# EXERCISE DESCRIPTION
Every entry below must appear again, exactly as written.

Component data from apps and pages
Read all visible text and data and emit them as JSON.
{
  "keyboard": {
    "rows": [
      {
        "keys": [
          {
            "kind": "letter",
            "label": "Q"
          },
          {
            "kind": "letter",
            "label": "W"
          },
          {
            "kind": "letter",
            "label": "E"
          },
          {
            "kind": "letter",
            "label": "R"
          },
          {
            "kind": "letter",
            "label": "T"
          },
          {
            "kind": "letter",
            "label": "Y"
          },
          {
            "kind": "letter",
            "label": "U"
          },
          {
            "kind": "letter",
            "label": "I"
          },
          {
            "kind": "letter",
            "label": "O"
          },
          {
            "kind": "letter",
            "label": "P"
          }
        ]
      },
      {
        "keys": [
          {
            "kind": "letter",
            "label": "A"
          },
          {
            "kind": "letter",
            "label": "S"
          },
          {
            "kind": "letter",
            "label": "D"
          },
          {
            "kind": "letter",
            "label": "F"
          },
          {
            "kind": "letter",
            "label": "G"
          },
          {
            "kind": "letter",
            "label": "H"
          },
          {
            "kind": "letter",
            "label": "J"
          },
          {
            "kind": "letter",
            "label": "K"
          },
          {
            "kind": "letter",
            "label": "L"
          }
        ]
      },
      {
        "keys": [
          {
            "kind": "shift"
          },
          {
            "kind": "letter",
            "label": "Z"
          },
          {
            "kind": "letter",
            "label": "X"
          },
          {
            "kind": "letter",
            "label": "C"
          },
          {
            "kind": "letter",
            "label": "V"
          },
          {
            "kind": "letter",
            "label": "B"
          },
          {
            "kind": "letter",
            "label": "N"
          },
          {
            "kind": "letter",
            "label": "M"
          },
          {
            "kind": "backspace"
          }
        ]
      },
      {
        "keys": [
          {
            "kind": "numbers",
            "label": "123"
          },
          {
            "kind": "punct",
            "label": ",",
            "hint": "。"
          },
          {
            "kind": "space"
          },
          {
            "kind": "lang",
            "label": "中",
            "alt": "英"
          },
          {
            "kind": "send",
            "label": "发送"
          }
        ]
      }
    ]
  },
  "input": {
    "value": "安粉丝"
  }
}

# WRITTEN ANSWER
Read all visible text and data and emit them as JSON.
{
  "keyboard": {
    "rows": [
      {
        "keys": [
          {
            "kind": "letter",
            "label": "Q"
          },
          {
            "kind": "letter",
            "label": "W"
          },
          {
            "kind": "letter",
            "label": "E"
          },
          {
            "kind": "letter",
            "label": "R"
          },
          {
            "kind": "letter",
            "label": "T"
          },
          {
            "kind": "letter",
            "label": "Y"
          },
          {
            "kind": "letter",
            "label": "U"
          },
          {
            "kind": "letter",
            "label": "I"
          },
          {
            "kind": "letter",
            "label": "O"
          },
          {
            "kind": "letter",
            "label": "P"
          }
        ]
      },
      {
        "keys": [
          {
            "kind": "letter",
            "label": "A"
          },
          {
            "kind": "letter",
            "label": "S"
          },
          {
            "kind": "letter",
            "label": "D"
          },
          {
            "kind": "letter",
            "label": "F"
          },
          {
            "kind": "letter",
            "label": "G"
          },
          {
            "kind": "letter",
            "label": "H"
          },
          {
            "kind": "letter",
            "label": "J"
          },
          {
            "kind": "letter",
            "label": "K"
          },
          {
            "kind": "letter",
            "label": "L"
          }
        ]
      },
      {
        "keys": [
          {
            "kind": "shift"
          },
          {
            "kind": "letter",
            "label": "Z"
          },
          {
            "kind": "letter",
            "label": "X"
          },
          {
            "kind": "letter",
            "label": "C"
          },
          {
            "kind": "letter",
            "label": "V"
          },
          {
            "kind": "letter",
            "label": "B"
          },
          {
            "kind": "letter",
            "label": "N"
          },
          {
            "kind": "letter",
            "label": "M"
          },
          {
            "kind": "backspace"
          }
        ]
      },
      {
        "keys": [
          {
            "kind": "numbers",
            "label": "123"
          },
          {
            "kind": "punct",
            "label": ",",
            "hint": "。"
          },
          {
            "kind": "space"
          },
          {
            "kind": "lang",
            "label": "中",
            "alt": "英"
          },
          {
            "kind": "send",
            "label": "发送"
          }
        ]
      }
    ]
  },
  "input": {
    "value": "安粉丝"
  }
}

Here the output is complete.